Same for the dealership staff employed to sell Opels that are no longer going to be sold. Some of them probably left decent paying jobs elsewhere to take up the challenge of building a new brand, one with a solid history within a global corporate giant. Oops.
Taking a wider view, however, and considering the rather large amounts of government assistance that Holden are both in receipt of and anticipating in the future, spare a thought for Holden’s vehicle assembly staff in South Australia.
The company wants a whole lot of government money in one hand. It’s putting its employees in the other hand – and squeezing.
A new employment deal being offered to workers includes a 3-year wage freeze, reduced leave (at a time Holden tells you is OK), reduced breaks through the day, regular drug testing, short notice for what is effectively compulsory overtime if needed and the threat of termination for a vaguely worded ‘inefficiency’.
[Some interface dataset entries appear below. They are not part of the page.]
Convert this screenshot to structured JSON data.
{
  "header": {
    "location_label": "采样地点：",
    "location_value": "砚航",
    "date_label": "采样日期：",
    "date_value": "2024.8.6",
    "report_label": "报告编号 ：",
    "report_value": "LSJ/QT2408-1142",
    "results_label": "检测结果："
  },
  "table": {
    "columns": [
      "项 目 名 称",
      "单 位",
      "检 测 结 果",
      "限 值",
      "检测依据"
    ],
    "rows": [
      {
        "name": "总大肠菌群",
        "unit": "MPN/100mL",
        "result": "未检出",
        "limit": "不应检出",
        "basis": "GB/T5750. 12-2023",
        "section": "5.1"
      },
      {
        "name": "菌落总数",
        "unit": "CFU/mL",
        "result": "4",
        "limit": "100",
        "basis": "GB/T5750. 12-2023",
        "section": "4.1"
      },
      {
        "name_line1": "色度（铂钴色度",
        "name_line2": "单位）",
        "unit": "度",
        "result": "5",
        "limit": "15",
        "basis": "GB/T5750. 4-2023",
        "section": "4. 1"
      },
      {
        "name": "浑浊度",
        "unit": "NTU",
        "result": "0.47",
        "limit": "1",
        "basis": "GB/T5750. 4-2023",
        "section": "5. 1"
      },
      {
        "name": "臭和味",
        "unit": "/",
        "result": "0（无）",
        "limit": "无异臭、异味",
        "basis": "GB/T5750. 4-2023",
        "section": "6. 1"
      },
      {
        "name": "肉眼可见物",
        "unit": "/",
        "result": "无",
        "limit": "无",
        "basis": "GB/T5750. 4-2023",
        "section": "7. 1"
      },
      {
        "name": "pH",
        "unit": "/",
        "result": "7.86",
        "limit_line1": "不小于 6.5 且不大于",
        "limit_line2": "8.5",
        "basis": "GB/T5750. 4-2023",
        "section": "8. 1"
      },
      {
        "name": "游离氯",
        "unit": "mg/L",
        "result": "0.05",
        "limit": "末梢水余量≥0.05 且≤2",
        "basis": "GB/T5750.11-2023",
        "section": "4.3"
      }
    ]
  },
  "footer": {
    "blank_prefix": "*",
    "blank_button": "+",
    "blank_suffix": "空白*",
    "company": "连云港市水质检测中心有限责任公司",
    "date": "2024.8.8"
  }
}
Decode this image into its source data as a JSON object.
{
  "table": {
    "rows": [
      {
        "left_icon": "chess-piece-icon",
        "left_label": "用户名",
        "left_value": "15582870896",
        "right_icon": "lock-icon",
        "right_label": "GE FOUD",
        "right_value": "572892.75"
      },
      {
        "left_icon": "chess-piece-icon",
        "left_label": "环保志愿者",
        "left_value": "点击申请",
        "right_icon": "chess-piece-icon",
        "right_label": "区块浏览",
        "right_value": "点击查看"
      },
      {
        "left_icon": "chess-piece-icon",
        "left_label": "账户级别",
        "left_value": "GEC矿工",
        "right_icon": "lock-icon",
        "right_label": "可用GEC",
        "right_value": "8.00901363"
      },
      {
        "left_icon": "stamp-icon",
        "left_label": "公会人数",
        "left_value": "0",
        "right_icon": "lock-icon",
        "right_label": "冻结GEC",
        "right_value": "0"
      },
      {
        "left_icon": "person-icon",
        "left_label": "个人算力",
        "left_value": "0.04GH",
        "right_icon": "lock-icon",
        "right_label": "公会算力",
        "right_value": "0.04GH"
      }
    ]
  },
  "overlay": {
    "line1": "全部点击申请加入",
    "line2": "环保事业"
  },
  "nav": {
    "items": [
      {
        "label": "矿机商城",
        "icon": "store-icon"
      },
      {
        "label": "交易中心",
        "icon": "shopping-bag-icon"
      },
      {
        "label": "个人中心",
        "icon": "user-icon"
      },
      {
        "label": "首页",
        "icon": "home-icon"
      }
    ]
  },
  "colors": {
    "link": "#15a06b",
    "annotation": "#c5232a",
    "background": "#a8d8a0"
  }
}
Some of these are fair enough. I wouldn’t like my car to be built by a guy with a massive case of the munchies. But if I were a Holden employee, sick already from an axe hanging over my head, this new deal wouldn’t have me doing cartwheels or star-jumps.
Given that Holden’s likely to cut and run from assembly in Australia in the next few years anyway, I’d advise Holden workers to hit the halls at their local TAFE (training institution, for you non-Aussies) sooner rather than later.
It’s your money, Americans
The numbers we’re talking about in the Australian context are peanuts compared to the taxpayer funded bailout that GM received from the US government back in 2009. But still, this is GM we’re talking about and what we see here is careless planning and reckless behaviour from a bailed out company in a market that’s probably not going to be on the American radar.
My American friends – this is what your too-big-to-fail company is doing outside your borders. This is how they’re managing their business, reorganised and propped up for more than a few years by your money. Opel is a German unit of General Motors and they money they’ve spent on production for Australia, dealerships in Australia, marketing in Australia and even sporting sponsorships in Australia, will be booked back to Germany. But it’s still all part of the big GM family.
You can make of that what you will.
I like the fact that we’ve got a car manufacturing industry here in Australia. I like the fact that for the last however-many years, we’ve had a selection of Australian cars that were designed for Australian conditions. I like the fact that the industry drives innovation and creates jobs. I don’t want the industry to go.
At some point, however, you’ve got to wonder when the companies involved will develop and manufacture viable vehicles. GM got itself into a deathwatch position at the turn of the century because it was addicted to manufacturing vehicles that people were buying in reduced numbers. They completely missed the move to smaller, more fuel-efficient cars and they nearly died as a company because of it. It’s killing the Australian industry, too, because buyers moved to small SUV’s or compact cars a long time ago and GM/Ford have insisted on building large sedans right through that move.
I know it’s not easy or cheap to change, but it sure beats the unending losses that lead to closures. Holden seem to be very adept at hoovering the wallets of the Australian government but the whole mess with Opel makes me wonder about the wisdom of propping up a company that’s run at a global level by a bunch of inebriated man-clowns.